The focus of this study, Chester and Philadelphia counties between 1750 and 1850, provides a backdrop from which many classes of widowed women can be observed. Wilson contends that, despite the dictates of their gender, many women were, in fact, partners rather than dependents of their husbands and, while carrying on business activities outside the home challenged prevailing ideas of femininity, for a widow, this concern was secondary to the often pressing needs of her family.
Lisa Wilson is Assistant Professor of History at Connecticut College.
In the series
American Civilization, edited by Allen F. Davis.
The focus of American Civilization, edited by Allen F. Davis, is American cultural history. In keeping with the interdisciplinary work in this field, which characteristically brings together art history, literary history and theory, and material culture, the titles in this series cover diverse aspects of American experiencefrom attitudes toward death to twentieth-century design innovations to images of country life in art and letters to trade unions' reliance on religious discourse. The series has been a pioneer in presenting work that uses photographs as historical documents and from its inception has been firmly committed to women's studies.
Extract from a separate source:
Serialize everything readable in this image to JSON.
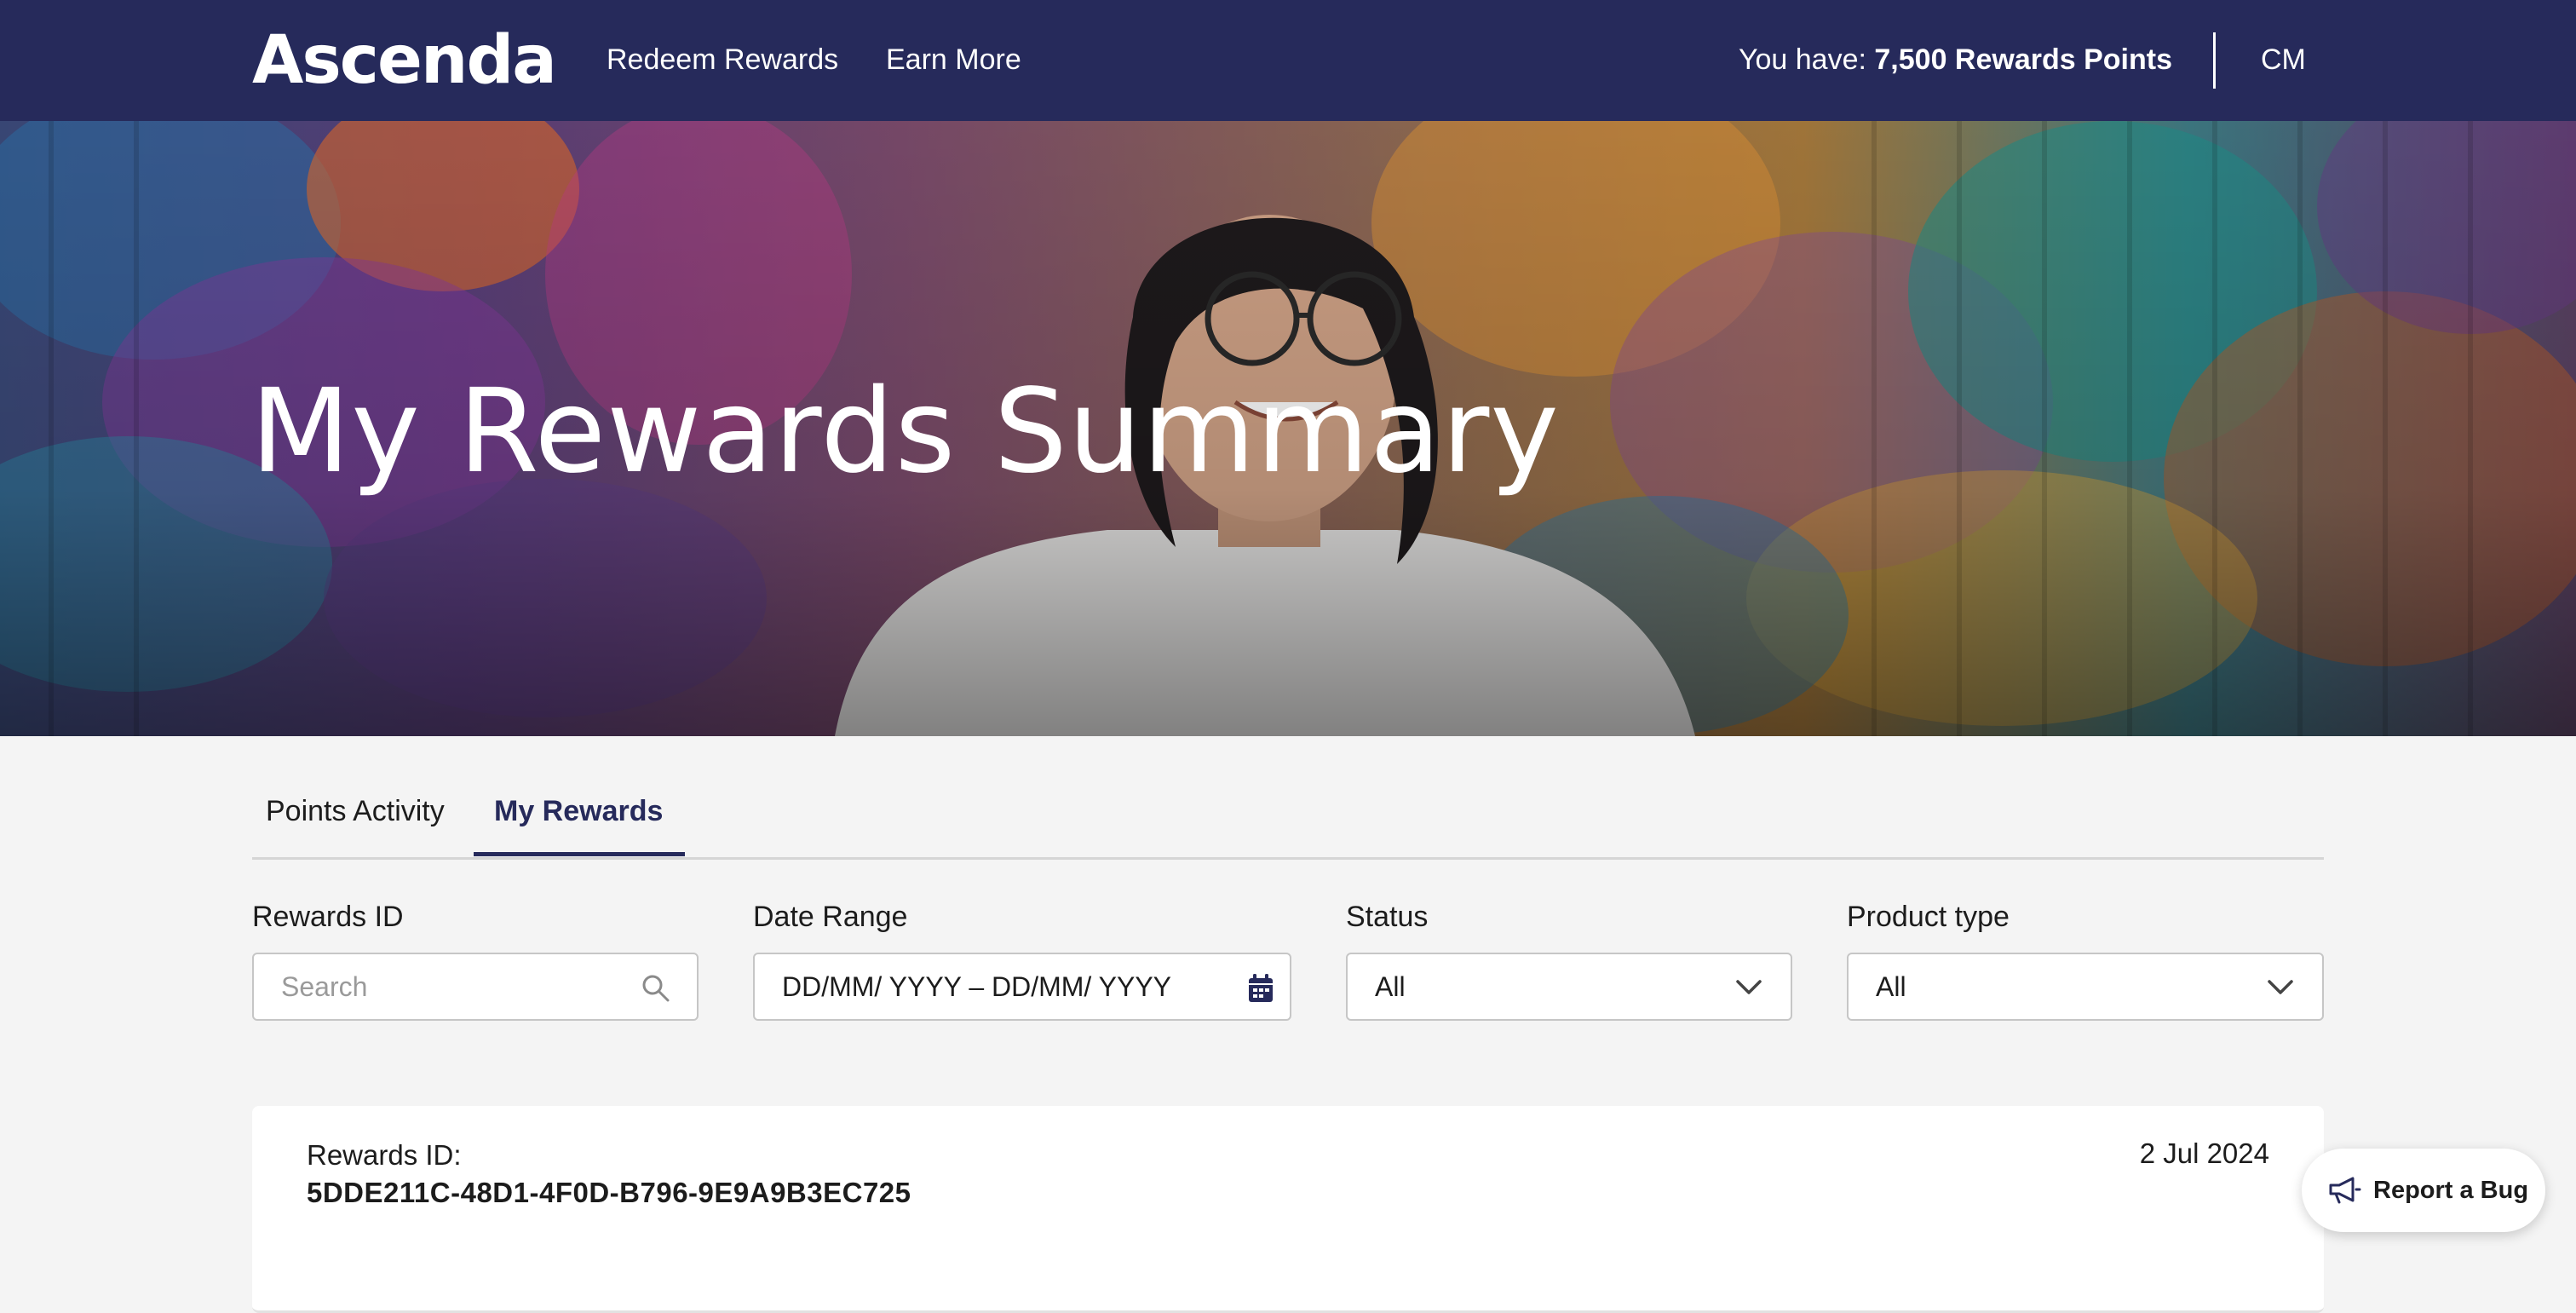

As the first university press series in the field, American Civilization provided the inspiration and the standard for much of the interdisciplinary work developing in the contemporary academy.